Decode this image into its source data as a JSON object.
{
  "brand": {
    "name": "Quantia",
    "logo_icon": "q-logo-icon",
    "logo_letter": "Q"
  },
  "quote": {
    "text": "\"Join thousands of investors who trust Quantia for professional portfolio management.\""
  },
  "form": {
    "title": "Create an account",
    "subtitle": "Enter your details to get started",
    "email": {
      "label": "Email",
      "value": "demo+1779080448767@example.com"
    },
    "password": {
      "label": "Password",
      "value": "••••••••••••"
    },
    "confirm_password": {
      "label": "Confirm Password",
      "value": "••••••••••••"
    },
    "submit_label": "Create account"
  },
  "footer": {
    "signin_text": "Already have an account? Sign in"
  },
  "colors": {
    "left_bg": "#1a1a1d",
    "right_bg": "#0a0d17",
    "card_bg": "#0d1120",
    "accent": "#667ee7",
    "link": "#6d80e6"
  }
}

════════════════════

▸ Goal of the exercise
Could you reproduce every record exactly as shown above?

▸ Response to this task
Decode this image into its source data as a JSON object.
{
  "brand": {
    "name": "Quantia",
    "logo_icon": "q-logo-icon",
    "logo_letter": "Q"
  },
  "quote": {
    "text": "\"Join thousands of investors who trust Quantia for professional portfolio management.\""
  },
  "form": {
    "title": "Create an account",
    "subtitle": "Enter your details to get started",
    "email": {
      "label": "Email",
      "value": "demo+1779080448767@example.com"
    },
    "password": {
      "label": "Password",
      "value": "••••••••••••"
    },
    "confirm_password": {
      "label": "Confirm Password",
      "value": "••••••••••••"
    },
    "submit_label": "Create account"
  },
  "footer": {
    "signin_text": "Already have an account? Sign in"
  },
  "colors": {
    "left_bg": "#1a1a1d",
    "right_bg": "#0a0d17",
    "card_bg": "#0d1120",
    "accent": "#667ee7",
    "link": "#6d80e6"
  }
}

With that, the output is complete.